During 2002, the average remained subdued without making substantial gains due to the stock market downturn of 2002 as well as the lingering effects of the dot-com bubble. In 2003, the Dow held steady within the 7,000 to 9,000-point level range by the early 2000s recession, the Afghan War and the Iraq War. But by December of that year, the Dow remarkably returned to the 10,000 mark. In October 2006, four years after its bear market low, the DJIA set fresh record theoretical, intra-day, daily close, weekly, and monthly highs for the first time in almost seven years, closing above the 12,000 level for the first time on the 19th anniversary of Black Monday (1987). On February 27, 2007, the Dow Jones Industrial Average fell 3.3% (415.30 points), its biggest point drop since 2001. The initial drop was caused by a global sell-off after Chinese stocks experienced a mini-crash, yet by April 25, the Dow passed the 13,000 level in trading and closed above that milestone for the first time. On July 19, 2007, the average passed the 14,000 level, completing the fastest 1,000-point advance for the index since 1999. One week later, a 450-point intra-day loss, owing to turbulence in the U.S. sub-prime mortgage market and the soaring value of the yuan,[25][26] initiated another correction falling below the 13,000 mark, about 10% from its highs.

On October 9, 2007, the Dow Jones Industrial Average closed at a record high of 14,164.53. Two days later on October 11, the Dow traded at an intra-day level high of 14,198.10,[27] a mark which would not be matched until March 2013.[28] In what would normally take many years to accomplish; numerous reasons were cited for the Dow's extremely rapid rise from the 11,000 level in early 2006, to the 14,000 level in late 2007. They included future possible takeovers and mergers, healthy earnings reports particularly in the tech sector, and moderate inflationary numbers; fueling speculation the Federal Reserve would not raise interest rates.

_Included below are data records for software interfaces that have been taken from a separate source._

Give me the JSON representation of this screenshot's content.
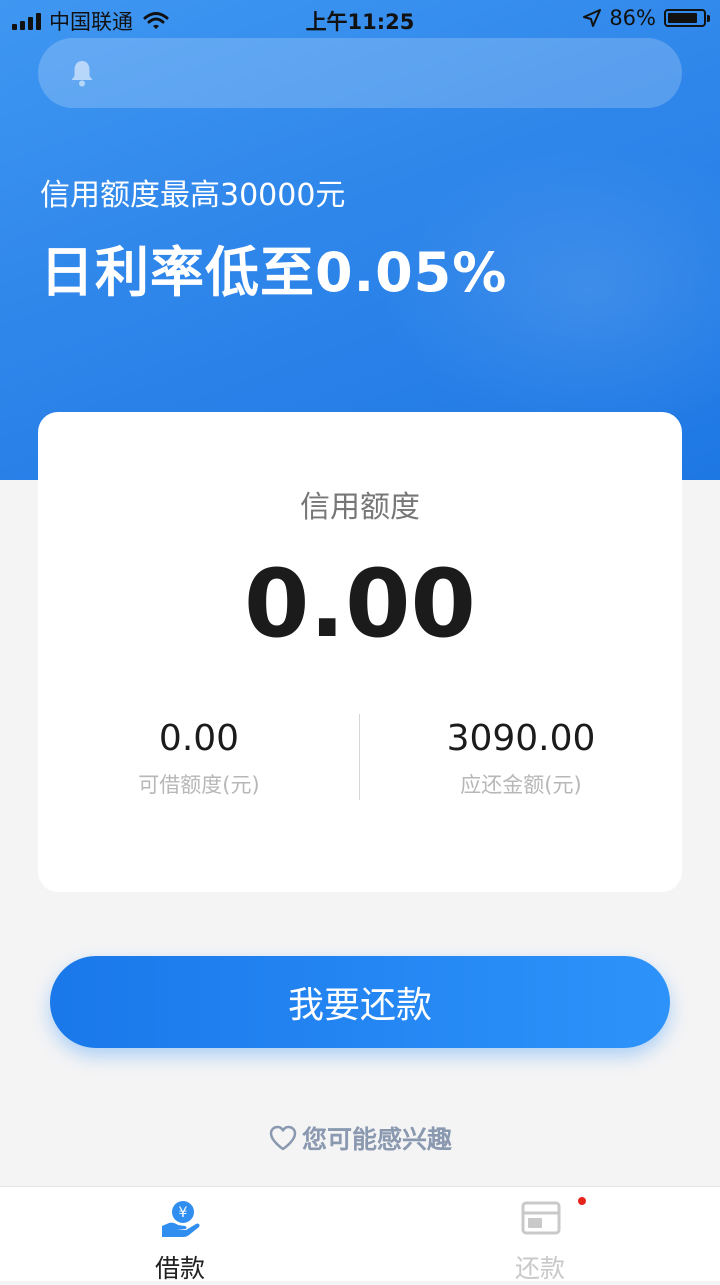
{
  "status_bar": {
    "carrier": "中国联通",
    "time": "上午11:25",
    "battery_percent": "86%",
    "battery_level": 0.86
  },
  "notice": {
    "icon": "bell-icon"
  },
  "promo": {
    "subtitle": "信用额度最高30000元",
    "headline": "日利率低至0.05%"
  },
  "credit_card": {
    "title": "信用额度",
    "amount": "0.00",
    "available": {
      "value": "0.00",
      "label": "可借额度(元)"
    },
    "due": {
      "value": "3090.00",
      "label": "应还金额(元)"
    }
  },
  "repay_button": {
    "label": "我要还款"
  },
  "interest": {
    "label": "您可能感兴趣",
    "icon": "heart-outline-icon"
  },
  "tab_bar": {
    "tabs": [
      {
        "label": "借款",
        "icon": "hand-yen-icon",
        "active": true
      },
      {
        "label": "还款",
        "icon": "bill-card-icon",
        "active": false,
        "badge": "dot"
      }
    ]
  },
  "colors": {
    "primary": "#2f86ea",
    "button_start": "#1a78ea",
    "button_end": "#2d93fa",
    "badge": "#e8241d",
    "background": "#f4f4f5"
  }
}
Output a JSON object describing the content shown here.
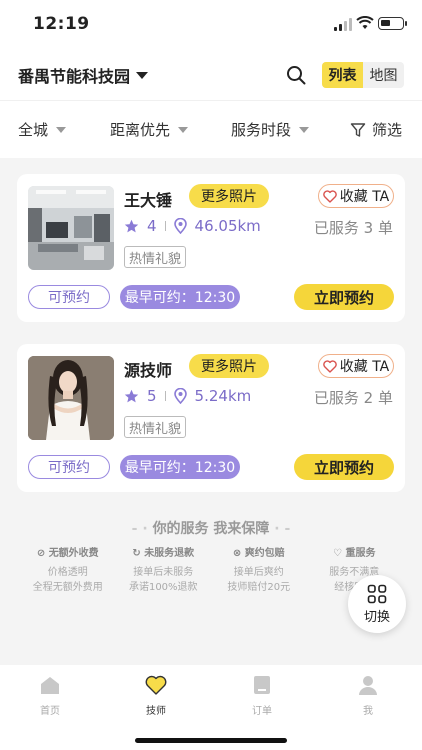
{
  "status": {
    "time": "12:19"
  },
  "header": {
    "location": "番禺节能科技园",
    "view_list": "列表",
    "view_map": "地图"
  },
  "filters": {
    "city": "全城",
    "distance": "距离优先",
    "time_slot": "服务时段",
    "screen": "筛选"
  },
  "therapists": [
    {
      "name": "王大锤",
      "more_photos": "更多照片",
      "favorite": "收藏 TA",
      "rating": "4",
      "distance": "46.05km",
      "served": "已服务 3 单",
      "tag": "热情礼貌",
      "status": "可预约",
      "earliest": "最早可约：12:30",
      "book": "立即预约"
    },
    {
      "name": "源技师",
      "more_photos": "更多照片",
      "favorite": "收藏 TA",
      "rating": "5",
      "distance": "5.24km",
      "served": "已服务 2 单",
      "tag": "热情礼貌",
      "status": "可预约",
      "earliest": "最早可约：12:30",
      "book": "立即预约"
    }
  ],
  "guarantee": {
    "title": "你的服务  我来保障",
    "items": [
      {
        "title": "无额外收费",
        "line1": "价格透明",
        "line2": "全程无额外费用"
      },
      {
        "title": "未服务退款",
        "line1": "接单后未服务",
        "line2": "承诺100%退款"
      },
      {
        "title": "爽约包赔",
        "line1": "接单后爽约",
        "line2": "技师赔付20元"
      },
      {
        "title": "重服务",
        "line1": "服务不满意",
        "line2": "经核实再"
      }
    ]
  },
  "switch_label": "切换",
  "tabs": [
    "首页",
    "技师",
    "订单",
    "我"
  ],
  "colors": {
    "accent_yellow": "#f7dc4a",
    "accent_purple": "#9a8ae0"
  }
}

### Options contracts

The Chicago Board Options Exchange (CBOE) issues Options Contracts on the Dow through the root symbol DJX in combination with long-term expiration options called DJX LEAPS. There are also options on the various ETFs; Performance ETFs, Inverse Performance ETFs, 2x Performance ETFs, Inverse 2x Performance ETFs, 3x Performance ETFs, and Inverse 3x Performance ETFs.

## Calculation

To calculate the DJIA, the sum of the prices of all 30 stocks is divided by a divisor, the Dow Divisor. The divisor is adjusted in case of stock splits, spinoffs or similar structural changes, to ensure that such events do not in themselves alter the numerical value of the DJIA. Early on, the initial divisor was composed of the original number of component companies; which made the DJIA at first, a simple arithmetic average. The present divisor, after many adjustments, is less than one (meaning the index is larger than the sum of the prices of the components). That is:

${\displaystyle {\text{DJIA}}={\sum p \over d}}$

where p are the prices of the component stocks and d is the Dow Divisor.

Events such as stock splits or changes in the list of the companies composing the index alter the sum of the component prices. In these cases, in order to avoid discontinuity in the index, the Dow Divisor is updated so that the quotations right before and after the event coincide:

${\displaystyle {\text{DJIA}}={\sum p_{\text{old}} \over d_{\text{old}}}={\sum p_{\text{new}} \over d_{\text{new}}}.}$